__What is required__.
Within the entries below, count the lines that hold the string "this" and give only that number.

__Data extract__.
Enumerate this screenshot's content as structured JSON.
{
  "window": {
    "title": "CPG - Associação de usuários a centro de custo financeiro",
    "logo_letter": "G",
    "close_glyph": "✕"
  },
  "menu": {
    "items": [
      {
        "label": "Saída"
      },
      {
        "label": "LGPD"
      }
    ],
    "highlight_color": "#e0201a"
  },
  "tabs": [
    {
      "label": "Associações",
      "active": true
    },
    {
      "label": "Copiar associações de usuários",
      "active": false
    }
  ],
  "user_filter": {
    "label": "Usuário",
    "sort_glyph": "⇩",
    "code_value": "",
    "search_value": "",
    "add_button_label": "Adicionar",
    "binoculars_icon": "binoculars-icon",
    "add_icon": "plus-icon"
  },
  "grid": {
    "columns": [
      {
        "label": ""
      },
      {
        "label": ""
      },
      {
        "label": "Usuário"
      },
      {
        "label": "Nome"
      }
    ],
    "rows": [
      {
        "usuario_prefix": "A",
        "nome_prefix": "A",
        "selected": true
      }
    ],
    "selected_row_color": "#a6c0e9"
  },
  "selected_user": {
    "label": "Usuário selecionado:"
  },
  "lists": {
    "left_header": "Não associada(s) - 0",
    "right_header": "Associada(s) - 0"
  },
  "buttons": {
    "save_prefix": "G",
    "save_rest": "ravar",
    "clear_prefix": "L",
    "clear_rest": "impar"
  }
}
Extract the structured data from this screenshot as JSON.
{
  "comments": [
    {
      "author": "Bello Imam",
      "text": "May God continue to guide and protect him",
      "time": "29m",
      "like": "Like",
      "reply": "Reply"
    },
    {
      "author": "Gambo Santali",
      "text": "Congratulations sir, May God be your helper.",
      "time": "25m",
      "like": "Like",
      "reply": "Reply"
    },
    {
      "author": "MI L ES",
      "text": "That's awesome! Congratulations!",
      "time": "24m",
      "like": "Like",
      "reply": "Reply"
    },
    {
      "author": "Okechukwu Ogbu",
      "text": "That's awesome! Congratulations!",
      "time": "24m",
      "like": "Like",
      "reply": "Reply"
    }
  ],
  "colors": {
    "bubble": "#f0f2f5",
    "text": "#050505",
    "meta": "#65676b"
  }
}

__Task solution__.
2